# [PROBLEM DESCRIPTION]
Output each line from the one that contains "What's the underlying" to the final line of the data below, exactly, and include nothing else.

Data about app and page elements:
----------

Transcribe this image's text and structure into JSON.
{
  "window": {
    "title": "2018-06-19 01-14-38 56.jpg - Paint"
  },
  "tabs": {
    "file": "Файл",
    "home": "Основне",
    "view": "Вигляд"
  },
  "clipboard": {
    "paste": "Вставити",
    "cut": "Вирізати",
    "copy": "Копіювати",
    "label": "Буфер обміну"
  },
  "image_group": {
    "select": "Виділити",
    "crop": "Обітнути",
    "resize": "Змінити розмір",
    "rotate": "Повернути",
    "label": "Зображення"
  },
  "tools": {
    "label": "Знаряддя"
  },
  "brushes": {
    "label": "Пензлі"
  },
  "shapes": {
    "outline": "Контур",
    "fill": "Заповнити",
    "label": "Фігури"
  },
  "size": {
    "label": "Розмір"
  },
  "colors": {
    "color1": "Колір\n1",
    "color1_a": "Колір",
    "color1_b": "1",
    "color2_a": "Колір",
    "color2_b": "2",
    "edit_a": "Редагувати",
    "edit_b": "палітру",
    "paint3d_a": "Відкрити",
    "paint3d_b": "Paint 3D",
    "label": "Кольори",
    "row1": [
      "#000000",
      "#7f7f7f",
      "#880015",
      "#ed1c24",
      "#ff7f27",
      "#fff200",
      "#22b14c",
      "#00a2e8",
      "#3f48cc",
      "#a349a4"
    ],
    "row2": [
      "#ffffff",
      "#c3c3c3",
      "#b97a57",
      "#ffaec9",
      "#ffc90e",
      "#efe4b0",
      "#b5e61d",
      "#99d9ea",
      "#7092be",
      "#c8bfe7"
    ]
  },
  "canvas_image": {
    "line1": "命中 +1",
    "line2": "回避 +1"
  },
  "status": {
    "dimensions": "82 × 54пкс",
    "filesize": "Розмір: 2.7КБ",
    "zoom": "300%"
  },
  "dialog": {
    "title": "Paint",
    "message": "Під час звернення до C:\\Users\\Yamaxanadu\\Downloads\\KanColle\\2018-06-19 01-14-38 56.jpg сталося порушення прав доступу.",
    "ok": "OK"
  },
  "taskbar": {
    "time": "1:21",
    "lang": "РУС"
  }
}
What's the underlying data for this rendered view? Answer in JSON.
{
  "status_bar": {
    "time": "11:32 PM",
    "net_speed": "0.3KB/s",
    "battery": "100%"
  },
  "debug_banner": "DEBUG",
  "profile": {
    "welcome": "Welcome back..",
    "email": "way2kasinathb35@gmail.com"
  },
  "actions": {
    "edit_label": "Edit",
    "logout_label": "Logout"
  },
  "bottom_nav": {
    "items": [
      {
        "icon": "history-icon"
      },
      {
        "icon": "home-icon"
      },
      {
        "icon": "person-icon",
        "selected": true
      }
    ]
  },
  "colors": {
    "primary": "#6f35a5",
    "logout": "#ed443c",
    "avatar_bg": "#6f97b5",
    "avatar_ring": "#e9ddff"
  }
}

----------

# [EXERCISE RESPONSE]
What's the underlying data for this rendered view? Answer in JSON.
{
  "status_bar": {
    "time": "11:32 PM",
    "net_speed": "0.3KB/s",
    "battery": "100%"
  },
  "debug_banner": "DEBUG",
  "profile": {
    "welcome": "Welcome back..",
    "email": "way2kasinathb35@gmail.com"
  },
  "actions": {
    "edit_label": "Edit",
    "logout_label": "Logout"
  },
  "bottom_nav": {
    "items": [
      {
        "icon": "history-icon"
      },
      {
        "icon": "home-icon"
      },
      {
        "icon": "person-icon",
        "selected": true
      }
    ]
  },
  "colors": {
    "primary": "#6f35a5",
    "logout": "#ed443c",
    "avatar_bg": "#6f97b5",
    "avatar_ring": "#e9ddff"
  }
}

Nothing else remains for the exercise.